- Make sure you are using the correct flour. The flour I use in this recipe is self-rising flour which contains salt and baking powder (rising agent) this helps the scones to rise.
I always put in extra baking powder to make them rise further but this is a personal preference.
- Is your oven pre-heated to the right temperature? Before you put your scones in the oven, give the oven enough time to pre-heat. If you put your scones too early, it will cause the rising agent not to work to the best if its ability.
- Do not overwork the dough or your scones will become very dense. You just need to bring everything together without having to knead much at all.
Keep the oven door shut, no matter how tempted you get to open it. The more times you open the door the more likely your scones won’t rise enough.
Why Are My Scones Hard?
In the beginning my scones used to turn out hard but then I realized I was making two mistakes.
If you are in the same boat not to worry, there is a simple rule of thumb you need to remember and that is:
Don’t overwork the dough, the less the better.
If you overwork the dough, you will get scones that are chewy and hard.
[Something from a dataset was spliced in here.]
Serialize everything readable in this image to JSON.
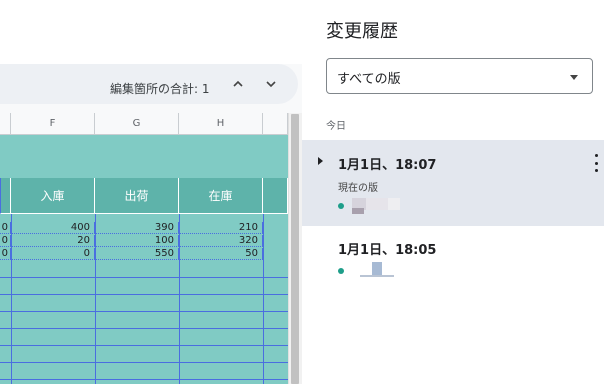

That’s the last thing you want after all your hard work.
You only need to bring all the ingredients together to form a rough dough.
Another reason is overcooking your scones.
Once your scones turn light golden brown it time to take them out, any longer and you risk them becoming hard and dry.
How Do You Soften Hard Scones?
Worst case scenario, if your scones turn out to be hard don’t be disheartened, a lesson learned for next time.
Just put them in the microwave for 30 seconds with a glass of water and the moisture from the water will get absorbed by the scones making them soft again.
Can I Substitute Self-Rising Flour With All-Purpose Flour To Make Scones?
Yes, you can use all-purpose flour instead of self-rising flour.
The difference between the two is that self-rising flour has baking powder and salt already added to it.
So, if you use all-purpose flour don’t forgot to add the baking powder and salt.
I normally substitute a cup of self-rising flour for a cup of all-purpose flour and to this I add 1 teaspoon of baking powder and ½ teaspoon of salt. Keep in mind it varies from four to flour.
What To Eat Your Scones With?
The traditional way to serve British scones is with a scoop of clotted cream with some strawberry jam.
Here is a fun fact, in the UK when it comes to scones the biggest question is, what makes scones taste better, putting on the clotted cream first or the jam (no joke, for reals). Lol
Or you can eat them plain with a little bit of butter. Whichever way you decide to eat your scones, one thing is for sure, you will want to bake some more.
I hope you have found this recipe helpful and that you have fun making your British scones.
Once you have tried this EASIEST BRITISH SCONE RECIPE EVER let us know in the comments how you got on.
- 3 ½ cups all-purpose flour (500g)
- 2 teaspoons baking powder
- 2 tablespoons sugar
- 1 teaspoon salt
- 8 tablespoons unsalted butter (cold) (115g)
- 1 ¼ cups milk (300ml)
- 1 egg for glazing (optional)
- sieve the dry ingredients (all-purpose flour, baking powder,sugar and salt)
- mix all the dry ingredients together.
- add the butter and rub it into the dry ingredients until it looks like lumpy breadcrumbs.
- make a well in the center and pour in the milk slowly.
- Combine together until it just becomes a dough, don't overwork the dough or your scones with turn out to be hard and dense. Roll the dough out on a floured surface until 1 ½ inch thick or gently press down with your hands.
- using a cookie cutter, cut out your scones.
- line a baking tray with parchment paper, glaze your scones with egg and bake until light golden brown. 25 minutes at 350°F / 190°C/ Gas Mark 5***cooking time may vary depending on your oven.